=== EXERCISE DETAILS ===
Reproduce the data exactly as it stands.

━━━━━━━━━━━━━━━━━━━━

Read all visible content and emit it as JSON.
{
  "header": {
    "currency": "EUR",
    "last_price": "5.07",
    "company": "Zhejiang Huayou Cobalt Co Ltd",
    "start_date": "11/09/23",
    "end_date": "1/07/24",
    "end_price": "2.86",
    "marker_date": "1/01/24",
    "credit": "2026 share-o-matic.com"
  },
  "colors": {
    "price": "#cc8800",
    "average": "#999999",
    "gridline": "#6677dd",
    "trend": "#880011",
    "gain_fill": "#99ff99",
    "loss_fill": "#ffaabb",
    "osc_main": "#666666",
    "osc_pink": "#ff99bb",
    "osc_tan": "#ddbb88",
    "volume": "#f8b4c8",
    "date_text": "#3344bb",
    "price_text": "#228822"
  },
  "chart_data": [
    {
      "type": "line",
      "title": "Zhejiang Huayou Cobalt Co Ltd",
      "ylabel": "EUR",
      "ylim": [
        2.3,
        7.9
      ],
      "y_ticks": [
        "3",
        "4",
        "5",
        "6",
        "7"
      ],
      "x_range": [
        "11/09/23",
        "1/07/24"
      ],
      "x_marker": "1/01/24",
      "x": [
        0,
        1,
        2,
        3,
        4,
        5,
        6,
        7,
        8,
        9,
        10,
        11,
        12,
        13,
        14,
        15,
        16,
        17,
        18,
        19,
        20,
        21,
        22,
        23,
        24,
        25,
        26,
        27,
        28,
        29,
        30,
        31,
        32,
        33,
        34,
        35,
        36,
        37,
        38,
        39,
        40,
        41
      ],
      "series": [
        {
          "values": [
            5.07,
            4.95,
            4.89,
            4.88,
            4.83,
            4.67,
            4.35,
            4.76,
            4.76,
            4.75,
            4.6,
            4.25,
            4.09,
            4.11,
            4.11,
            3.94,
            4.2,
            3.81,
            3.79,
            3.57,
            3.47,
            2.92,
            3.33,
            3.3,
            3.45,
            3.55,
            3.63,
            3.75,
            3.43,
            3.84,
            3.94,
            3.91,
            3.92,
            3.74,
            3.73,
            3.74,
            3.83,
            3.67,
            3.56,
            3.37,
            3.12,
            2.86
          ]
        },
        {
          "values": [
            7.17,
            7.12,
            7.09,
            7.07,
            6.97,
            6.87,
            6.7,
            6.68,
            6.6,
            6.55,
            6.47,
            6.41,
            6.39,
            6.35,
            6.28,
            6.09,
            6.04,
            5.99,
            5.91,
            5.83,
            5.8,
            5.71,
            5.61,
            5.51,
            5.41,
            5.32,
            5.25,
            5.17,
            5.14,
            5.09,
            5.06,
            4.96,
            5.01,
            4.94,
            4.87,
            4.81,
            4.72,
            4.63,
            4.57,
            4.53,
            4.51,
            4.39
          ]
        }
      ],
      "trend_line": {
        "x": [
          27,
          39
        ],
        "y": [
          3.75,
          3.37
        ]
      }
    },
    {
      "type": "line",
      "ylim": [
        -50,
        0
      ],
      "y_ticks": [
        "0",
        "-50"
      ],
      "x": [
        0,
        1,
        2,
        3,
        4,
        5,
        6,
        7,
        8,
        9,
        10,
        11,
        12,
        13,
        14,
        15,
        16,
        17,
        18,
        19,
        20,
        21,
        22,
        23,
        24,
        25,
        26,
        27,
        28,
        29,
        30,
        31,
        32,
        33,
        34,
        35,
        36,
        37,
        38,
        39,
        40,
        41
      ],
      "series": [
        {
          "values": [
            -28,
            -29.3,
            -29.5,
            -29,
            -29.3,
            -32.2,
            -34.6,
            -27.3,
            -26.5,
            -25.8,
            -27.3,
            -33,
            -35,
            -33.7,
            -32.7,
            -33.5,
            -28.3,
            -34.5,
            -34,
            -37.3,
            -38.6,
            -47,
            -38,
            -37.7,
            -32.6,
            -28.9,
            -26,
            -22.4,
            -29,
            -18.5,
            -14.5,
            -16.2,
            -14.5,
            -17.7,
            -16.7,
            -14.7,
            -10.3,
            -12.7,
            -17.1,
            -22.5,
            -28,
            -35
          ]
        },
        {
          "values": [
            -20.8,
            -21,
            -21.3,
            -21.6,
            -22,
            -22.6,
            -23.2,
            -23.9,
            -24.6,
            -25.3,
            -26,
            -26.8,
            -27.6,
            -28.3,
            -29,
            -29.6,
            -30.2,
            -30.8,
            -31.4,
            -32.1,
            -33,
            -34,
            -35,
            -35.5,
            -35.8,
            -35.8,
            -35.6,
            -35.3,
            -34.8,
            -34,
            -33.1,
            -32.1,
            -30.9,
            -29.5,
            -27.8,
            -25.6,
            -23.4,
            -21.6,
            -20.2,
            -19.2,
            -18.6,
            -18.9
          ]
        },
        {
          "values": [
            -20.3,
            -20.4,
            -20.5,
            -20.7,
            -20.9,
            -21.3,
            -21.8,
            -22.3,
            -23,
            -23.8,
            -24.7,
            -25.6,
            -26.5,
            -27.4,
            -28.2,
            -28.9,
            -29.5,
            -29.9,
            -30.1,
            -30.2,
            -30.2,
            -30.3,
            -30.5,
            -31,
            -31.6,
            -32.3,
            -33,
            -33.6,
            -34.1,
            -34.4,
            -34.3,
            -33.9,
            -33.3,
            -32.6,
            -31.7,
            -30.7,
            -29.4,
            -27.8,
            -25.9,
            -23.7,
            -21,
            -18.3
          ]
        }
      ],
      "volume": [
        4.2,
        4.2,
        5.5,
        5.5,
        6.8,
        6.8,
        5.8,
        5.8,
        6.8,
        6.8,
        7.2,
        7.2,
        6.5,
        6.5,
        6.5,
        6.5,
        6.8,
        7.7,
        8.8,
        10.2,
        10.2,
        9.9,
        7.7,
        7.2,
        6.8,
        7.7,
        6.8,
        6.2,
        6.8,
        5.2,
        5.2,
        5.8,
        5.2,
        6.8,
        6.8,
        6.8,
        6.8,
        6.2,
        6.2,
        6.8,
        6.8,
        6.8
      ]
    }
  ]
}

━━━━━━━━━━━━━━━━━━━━

=== WRITTEN REPLY ===
Read all visible content and emit it as JSON.
{
  "header": {
    "currency": "EUR",
    "last_price": "5.07",
    "company": "Zhejiang Huayou Cobalt Co Ltd",
    "start_date": "11/09/23",
    "end_date": "1/07/24",
    "end_price": "2.86",
    "marker_date": "1/01/24",
    "credit": "2026 share-o-matic.com"
  },
  "colors": {
    "price": "#cc8800",
    "average": "#999999",
    "gridline": "#6677dd",
    "trend": "#880011",
    "gain_fill": "#99ff99",
    "loss_fill": "#ffaabb",
    "osc_main": "#666666",
    "osc_pink": "#ff99bb",
    "osc_tan": "#ddbb88",
    "volume": "#f8b4c8",
    "date_text": "#3344bb",
    "price_text": "#228822"
  },
  "chart_data": [
    {
      "type": "line",
      "title": "Zhejiang Huayou Cobalt Co Ltd",
      "ylabel": "EUR",
      "ylim": [
        2.3,
        7.9
      ],
      "y_ticks": [
        "3",
        "4",
        "5",
        "6",
        "7"
      ],
      "x_range": [
        "11/09/23",
        "1/07/24"
      ],
      "x_marker": "1/01/24",
      "x": [
        0,
        1,
        2,
        3,
        4,
        5,
        6,
        7,
        8,
        9,
        10,
        11,
        12,
        13,
        14,
        15,
        16,
        17,
        18,
        19,
        20,
        21,
        22,
        23,
        24,
        25,
        26,
        27,
        28,
        29,
        30,
        31,
        32,
        33,
        34,
        35,
        36,
        37,
        38,
        39,
        40,
        41
      ],
      "series": [
        {
          "values": [
            5.07,
            4.95,
            4.89,
            4.88,
            4.83,
            4.67,
            4.35,
            4.76,
            4.76,
            4.75,
            4.6,
            4.25,
            4.09,
            4.11,
            4.11,
            3.94,
            4.2,
            3.81,
            3.79,
            3.57,
            3.47,
            2.92,
            3.33,
            3.3,
            3.45,
            3.55,
            3.63,
            3.75,
            3.43,
            3.84,
            3.94,
            3.91,
            3.92,
            3.74,
            3.73,
            3.74,
            3.83,
            3.67,
            3.56,
            3.37,
            3.12,
            2.86
          ]
        },
        {
          "values": [
            7.17,
            7.12,
            7.09,
            7.07,
            6.97,
            6.87,
            6.7,
            6.68,
            6.6,
            6.55,
            6.47,
            6.41,
            6.39,
            6.35,
            6.28,
            6.09,
            6.04,
            5.99,
            5.91,
            5.83,
            5.8,
            5.71,
            5.61,
            5.51,
            5.41,
            5.32,
            5.25,
            5.17,
            5.14,
            5.09,
            5.06,
            4.96,
            5.01,
            4.94,
            4.87,
            4.81,
            4.72,
            4.63,
            4.57,
            4.53,
            4.51,
            4.39
          ]
        }
      ],
      "trend_line": {
        "x": [
          27,
          39
        ],
        "y": [
          3.75,
          3.37
        ]
      }
    },
    {
      "type": "line",
      "ylim": [
        -50,
        0
      ],
      "y_ticks": [
        "0",
        "-50"
      ],
      "x": [
        0,
        1,
        2,
        3,
        4,
        5,
        6,
        7,
        8,
        9,
        10,
        11,
        12,
        13,
        14,
        15,
        16,
        17,
        18,
        19,
        20,
        21,
        22,
        23,
        24,
        25,
        26,
        27,
        28,
        29,
        30,
        31,
        32,
        33,
        34,
        35,
        36,
        37,
        38,
        39,
        40,
        41
      ],
      "series": [
        {
          "values": [
            -28,
            -29.3,
            -29.5,
            -29,
            -29.3,
            -32.2,
            -34.6,
            -27.3,
            -26.5,
            -25.8,
            -27.3,
            -33,
            -35,
            -33.7,
            -32.7,
            -33.5,
            -28.3,
            -34.5,
            -34,
            -37.3,
            -38.6,
            -47,
            -38,
            -37.7,
            -32.6,
            -28.9,
            -26,
            -22.4,
            -29,
            -18.5,
            -14.5,
            -16.2,
            -14.5,
            -17.7,
            -16.7,
            -14.7,
            -10.3,
            -12.7,
            -17.1,
            -22.5,
            -28,
            -35
          ]
        },
        {
          "values": [
            -20.8,
            -21,
            -21.3,
            -21.6,
            -22,
            -22.6,
            -23.2,
            -23.9,
            -24.6,
            -25.3,
            -26,
            -26.8,
            -27.6,
            -28.3,
            -29,
            -29.6,
            -30.2,
            -30.8,
            -31.4,
            -32.1,
            -33,
            -34,
            -35,
            -35.5,
            -35.8,
            -35.8,
            -35.6,
            -35.3,
            -34.8,
            -34,
            -33.1,
            -32.1,
            -30.9,
            -29.5,
            -27.8,
            -25.6,
            -23.4,
            -21.6,
            -20.2,
            -19.2,
            -18.6,
            -18.9
          ]
        },
        {
          "values": [
            -20.3,
            -20.4,
            -20.5,
            -20.7,
            -20.9,
            -21.3,
            -21.8,
            -22.3,
            -23,
            -23.8,
            -24.7,
            -25.6,
            -26.5,
            -27.4,
            -28.2,
            -28.9,
            -29.5,
            -29.9,
            -30.1,
            -30.2,
            -30.2,
            -30.3,
            -30.5,
            -31,
            -31.6,
            -32.3,
            -33,
            -33.6,
            -34.1,
            -34.4,
            -34.3,
            -33.9,
            -33.3,
            -32.6,
            -31.7,
            -30.7,
            -29.4,
            -27.8,
            -25.9,
            -23.7,
            -21,
            -18.3
          ]
        }
      ],
      "volume": [
        4.2,
        4.2,
        5.5,
        5.5,
        6.8,
        6.8,
        5.8,
        5.8,
        6.8,
        6.8,
        7.2,
        7.2,
        6.5,
        6.5,
        6.5,
        6.5,
        6.8,
        7.7,
        8.8,
        10.2,
        10.2,
        9.9,
        7.7,
        7.2,
        6.8,
        7.7,
        6.8,
        6.2,
        6.8,
        5.2,
        5.2,
        5.8,
        5.2,
        6.8,
        6.8,
        6.8,
        6.8,
        6.2,
        6.2,
        6.8,
        6.8,
        6.8
      ]
    }
  ]
}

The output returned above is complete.